To do:
Please copy every line from the records below that contains the string "Quantity".

Available data:
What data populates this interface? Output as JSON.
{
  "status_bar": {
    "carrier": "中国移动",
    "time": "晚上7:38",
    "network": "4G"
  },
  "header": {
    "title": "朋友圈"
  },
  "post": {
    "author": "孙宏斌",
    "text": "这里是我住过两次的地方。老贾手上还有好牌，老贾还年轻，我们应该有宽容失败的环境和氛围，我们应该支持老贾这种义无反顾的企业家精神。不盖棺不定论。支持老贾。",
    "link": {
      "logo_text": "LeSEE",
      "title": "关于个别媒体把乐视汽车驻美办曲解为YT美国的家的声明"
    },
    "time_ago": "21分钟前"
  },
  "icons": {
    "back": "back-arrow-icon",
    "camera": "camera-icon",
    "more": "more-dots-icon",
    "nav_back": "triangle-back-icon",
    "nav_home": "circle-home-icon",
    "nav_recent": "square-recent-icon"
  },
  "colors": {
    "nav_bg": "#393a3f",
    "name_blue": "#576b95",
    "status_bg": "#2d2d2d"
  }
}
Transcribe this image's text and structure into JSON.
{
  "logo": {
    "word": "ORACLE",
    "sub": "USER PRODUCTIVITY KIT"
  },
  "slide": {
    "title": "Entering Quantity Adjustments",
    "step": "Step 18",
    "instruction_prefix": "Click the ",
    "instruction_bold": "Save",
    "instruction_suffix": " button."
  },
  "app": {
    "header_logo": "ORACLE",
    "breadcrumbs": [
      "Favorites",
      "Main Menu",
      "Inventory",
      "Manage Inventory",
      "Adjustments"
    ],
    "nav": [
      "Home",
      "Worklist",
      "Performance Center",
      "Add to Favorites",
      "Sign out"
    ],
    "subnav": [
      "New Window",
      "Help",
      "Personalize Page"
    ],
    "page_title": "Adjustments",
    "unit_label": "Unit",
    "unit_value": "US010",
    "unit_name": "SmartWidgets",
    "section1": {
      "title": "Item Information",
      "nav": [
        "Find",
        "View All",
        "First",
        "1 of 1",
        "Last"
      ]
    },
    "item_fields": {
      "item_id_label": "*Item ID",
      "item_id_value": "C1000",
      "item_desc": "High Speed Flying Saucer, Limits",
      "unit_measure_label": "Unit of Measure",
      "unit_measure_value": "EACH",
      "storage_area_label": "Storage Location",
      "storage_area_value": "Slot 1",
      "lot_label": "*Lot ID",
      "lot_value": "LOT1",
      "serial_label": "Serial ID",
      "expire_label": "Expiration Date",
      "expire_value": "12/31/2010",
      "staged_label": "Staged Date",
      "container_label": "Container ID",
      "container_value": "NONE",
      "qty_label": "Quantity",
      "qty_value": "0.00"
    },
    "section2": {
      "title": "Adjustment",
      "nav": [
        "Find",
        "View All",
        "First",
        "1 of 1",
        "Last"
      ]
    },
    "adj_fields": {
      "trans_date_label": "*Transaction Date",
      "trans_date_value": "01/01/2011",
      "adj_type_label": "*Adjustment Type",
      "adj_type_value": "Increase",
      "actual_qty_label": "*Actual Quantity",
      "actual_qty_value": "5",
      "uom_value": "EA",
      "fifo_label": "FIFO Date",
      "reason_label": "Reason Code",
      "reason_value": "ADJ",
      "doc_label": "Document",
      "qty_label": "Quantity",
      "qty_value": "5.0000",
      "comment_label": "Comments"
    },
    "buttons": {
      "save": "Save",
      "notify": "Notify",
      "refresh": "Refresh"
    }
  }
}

Completed task:
    "title": "Entering Quantity Adjustments",
      "qty_label": "Quantity",
      "actual_qty_label": "*Actual Quantity",
      "qty_label": "Quantity",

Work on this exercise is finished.